◆ Assigned task
Among the entries below, find every line that has "Siva" and pull it out.

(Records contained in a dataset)
....

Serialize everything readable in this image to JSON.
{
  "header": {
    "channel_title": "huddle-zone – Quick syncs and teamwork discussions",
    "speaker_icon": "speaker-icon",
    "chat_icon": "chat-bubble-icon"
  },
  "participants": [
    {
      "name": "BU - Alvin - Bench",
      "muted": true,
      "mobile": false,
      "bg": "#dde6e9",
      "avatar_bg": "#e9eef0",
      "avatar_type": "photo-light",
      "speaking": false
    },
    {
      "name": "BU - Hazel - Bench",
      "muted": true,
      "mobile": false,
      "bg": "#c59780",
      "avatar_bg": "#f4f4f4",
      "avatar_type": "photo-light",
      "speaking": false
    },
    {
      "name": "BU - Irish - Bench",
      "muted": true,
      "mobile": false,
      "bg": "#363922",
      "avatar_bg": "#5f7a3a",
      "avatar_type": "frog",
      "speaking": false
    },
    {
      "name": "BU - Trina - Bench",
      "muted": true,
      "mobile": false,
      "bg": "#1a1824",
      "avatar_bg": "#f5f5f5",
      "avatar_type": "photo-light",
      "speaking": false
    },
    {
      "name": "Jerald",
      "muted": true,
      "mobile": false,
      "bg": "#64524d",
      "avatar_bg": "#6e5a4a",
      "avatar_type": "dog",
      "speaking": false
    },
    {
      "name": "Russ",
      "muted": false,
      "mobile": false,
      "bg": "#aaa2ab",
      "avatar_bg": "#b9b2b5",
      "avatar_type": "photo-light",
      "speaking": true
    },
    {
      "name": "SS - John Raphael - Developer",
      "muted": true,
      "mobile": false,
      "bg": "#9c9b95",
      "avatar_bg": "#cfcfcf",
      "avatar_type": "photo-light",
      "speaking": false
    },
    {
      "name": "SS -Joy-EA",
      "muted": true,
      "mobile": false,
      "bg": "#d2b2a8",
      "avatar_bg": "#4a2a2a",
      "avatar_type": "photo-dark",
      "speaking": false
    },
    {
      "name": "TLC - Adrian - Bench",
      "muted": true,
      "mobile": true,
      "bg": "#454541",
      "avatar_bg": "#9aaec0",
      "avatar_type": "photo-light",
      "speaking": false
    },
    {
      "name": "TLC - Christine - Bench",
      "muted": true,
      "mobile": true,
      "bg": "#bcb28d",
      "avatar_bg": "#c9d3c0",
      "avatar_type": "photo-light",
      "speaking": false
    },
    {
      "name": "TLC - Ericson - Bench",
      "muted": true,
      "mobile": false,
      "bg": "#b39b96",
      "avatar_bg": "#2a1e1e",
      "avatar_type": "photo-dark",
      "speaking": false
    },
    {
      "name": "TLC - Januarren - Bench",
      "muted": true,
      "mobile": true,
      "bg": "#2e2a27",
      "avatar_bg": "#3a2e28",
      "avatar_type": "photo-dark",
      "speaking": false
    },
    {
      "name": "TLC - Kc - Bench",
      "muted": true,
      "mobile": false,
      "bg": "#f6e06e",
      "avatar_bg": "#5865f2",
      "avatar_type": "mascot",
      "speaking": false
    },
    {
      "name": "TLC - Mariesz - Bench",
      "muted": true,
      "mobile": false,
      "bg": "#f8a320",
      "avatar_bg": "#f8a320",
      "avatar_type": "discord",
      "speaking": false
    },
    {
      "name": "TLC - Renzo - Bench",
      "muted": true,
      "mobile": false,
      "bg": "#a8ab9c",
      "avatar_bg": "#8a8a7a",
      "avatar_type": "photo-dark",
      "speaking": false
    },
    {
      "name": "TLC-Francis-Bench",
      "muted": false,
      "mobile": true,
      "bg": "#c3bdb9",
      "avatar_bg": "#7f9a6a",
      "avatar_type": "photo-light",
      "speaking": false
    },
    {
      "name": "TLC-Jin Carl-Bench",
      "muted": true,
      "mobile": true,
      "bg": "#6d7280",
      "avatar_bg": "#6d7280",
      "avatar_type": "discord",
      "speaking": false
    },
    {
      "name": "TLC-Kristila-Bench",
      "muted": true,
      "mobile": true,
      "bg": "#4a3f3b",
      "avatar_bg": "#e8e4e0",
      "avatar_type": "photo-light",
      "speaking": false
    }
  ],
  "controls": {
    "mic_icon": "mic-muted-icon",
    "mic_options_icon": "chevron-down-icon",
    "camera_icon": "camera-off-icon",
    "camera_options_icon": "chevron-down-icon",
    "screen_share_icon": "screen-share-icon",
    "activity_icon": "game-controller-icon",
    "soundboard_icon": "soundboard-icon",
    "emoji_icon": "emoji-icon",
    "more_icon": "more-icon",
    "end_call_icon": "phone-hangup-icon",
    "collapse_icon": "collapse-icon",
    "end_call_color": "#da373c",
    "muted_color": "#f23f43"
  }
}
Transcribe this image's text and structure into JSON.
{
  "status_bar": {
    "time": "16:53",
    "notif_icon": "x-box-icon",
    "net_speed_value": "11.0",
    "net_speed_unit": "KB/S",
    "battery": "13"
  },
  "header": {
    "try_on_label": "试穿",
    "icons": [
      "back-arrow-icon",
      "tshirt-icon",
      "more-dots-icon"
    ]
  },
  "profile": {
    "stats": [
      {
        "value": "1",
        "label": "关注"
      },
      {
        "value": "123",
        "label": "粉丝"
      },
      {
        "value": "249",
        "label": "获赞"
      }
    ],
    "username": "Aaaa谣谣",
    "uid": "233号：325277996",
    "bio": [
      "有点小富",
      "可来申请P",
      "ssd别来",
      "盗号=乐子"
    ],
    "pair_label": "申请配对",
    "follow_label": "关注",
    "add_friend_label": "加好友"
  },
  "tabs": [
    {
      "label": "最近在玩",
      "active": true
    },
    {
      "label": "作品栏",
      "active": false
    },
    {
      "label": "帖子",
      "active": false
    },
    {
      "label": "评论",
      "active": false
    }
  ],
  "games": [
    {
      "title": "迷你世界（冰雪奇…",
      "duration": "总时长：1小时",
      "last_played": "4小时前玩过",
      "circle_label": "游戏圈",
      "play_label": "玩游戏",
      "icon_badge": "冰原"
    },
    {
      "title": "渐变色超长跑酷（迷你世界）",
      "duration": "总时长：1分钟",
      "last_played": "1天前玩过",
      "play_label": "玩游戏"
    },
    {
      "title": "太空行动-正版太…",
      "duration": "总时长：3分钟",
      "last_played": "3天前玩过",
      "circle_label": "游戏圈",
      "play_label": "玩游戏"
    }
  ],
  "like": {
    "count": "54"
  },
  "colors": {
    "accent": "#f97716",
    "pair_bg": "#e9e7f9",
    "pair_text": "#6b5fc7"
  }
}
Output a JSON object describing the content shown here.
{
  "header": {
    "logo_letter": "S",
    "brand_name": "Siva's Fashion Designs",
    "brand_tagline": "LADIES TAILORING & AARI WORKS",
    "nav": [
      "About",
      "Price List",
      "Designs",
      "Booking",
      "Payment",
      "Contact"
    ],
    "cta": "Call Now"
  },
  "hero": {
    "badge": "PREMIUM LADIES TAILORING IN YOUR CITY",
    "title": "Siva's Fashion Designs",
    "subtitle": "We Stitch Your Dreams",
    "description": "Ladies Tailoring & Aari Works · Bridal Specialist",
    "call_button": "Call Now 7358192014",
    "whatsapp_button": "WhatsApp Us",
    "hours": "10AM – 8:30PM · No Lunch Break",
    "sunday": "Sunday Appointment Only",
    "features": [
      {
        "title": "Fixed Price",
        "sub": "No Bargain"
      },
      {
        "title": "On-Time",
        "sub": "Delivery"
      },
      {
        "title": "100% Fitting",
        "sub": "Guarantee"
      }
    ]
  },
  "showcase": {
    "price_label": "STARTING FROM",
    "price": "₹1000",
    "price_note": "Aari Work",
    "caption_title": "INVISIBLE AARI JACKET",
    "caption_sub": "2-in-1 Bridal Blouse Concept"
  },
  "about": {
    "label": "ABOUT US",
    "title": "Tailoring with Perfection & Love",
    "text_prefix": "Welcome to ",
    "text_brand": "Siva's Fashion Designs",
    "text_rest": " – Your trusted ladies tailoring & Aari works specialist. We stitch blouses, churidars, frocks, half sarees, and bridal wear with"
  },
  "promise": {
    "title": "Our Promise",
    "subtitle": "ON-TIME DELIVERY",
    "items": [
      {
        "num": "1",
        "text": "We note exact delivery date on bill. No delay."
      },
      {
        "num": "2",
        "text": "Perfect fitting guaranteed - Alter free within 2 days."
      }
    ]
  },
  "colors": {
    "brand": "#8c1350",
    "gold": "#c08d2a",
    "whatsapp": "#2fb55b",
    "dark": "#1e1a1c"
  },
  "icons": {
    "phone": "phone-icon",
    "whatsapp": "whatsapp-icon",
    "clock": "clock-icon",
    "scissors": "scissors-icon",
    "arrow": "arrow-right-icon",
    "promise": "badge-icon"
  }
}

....

◆ Answer to this task
    "brand_name": "Siva's Fashion Designs",
    "title": "Siva's Fashion Designs",
    "text_brand": "Siva's Fashion Designs",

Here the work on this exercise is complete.